Q) Have many of your clients been impacted by Panda 4.0, if so, what actions have you undertaken to recover?

A) This depends – we do get new clients coming to us that have seen a drop in rankings around the time of the Panda 4.0 release but as we make sure we clean everything up during the first month then I can state that not one of our existing clients was negatively affected by Panda 4.0. In fact we saw an increase in rankings on many campaigns.

Q) If you could advise an SME with little time or budget on one single task they can undertake to improve SEO performance, what would it be?

A) This is a good question as there are so many things but I would have to say that it is very important that their website is free from the basic SEO mistakes (lack of meta tags etc), displays quality unique content and is fully optimised for attainable keywords.

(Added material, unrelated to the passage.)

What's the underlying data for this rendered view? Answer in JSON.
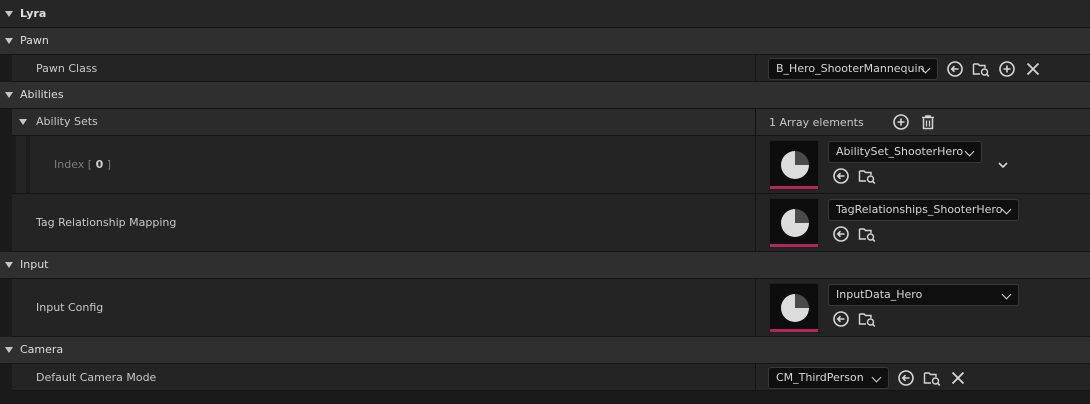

Q) Content marketing, short-lived fad or here to stay?

A) With the increased exposure of inbound marketing, it is defiantly here to stay but people need to change the way they think about content marketing. Writing a blog post and posting it on Twitter once is not content marketing. It is time that people started writing about subjects their audience actually want to read.

Teamwork.com

Teamwork.com

Q) What are your favourite SEO/project management tools?

A) I use a selection of SEO tools which I use to complement each other. The first and one that many people ignore is Google Webmaster Tools. We still get many small business owners sign up with Wildshark who do not have webmaster tools attached to their website. It is a must and provides so much very useful information that can be used. As far as other SEO tools are concerned, I would have to say Moz beyond any other is my number one favourite for many reasons.

As far as project management tools goes, I have tried quite a few but have to say that using TeamWork to manage all our clients’ campaigns makes life so much easier.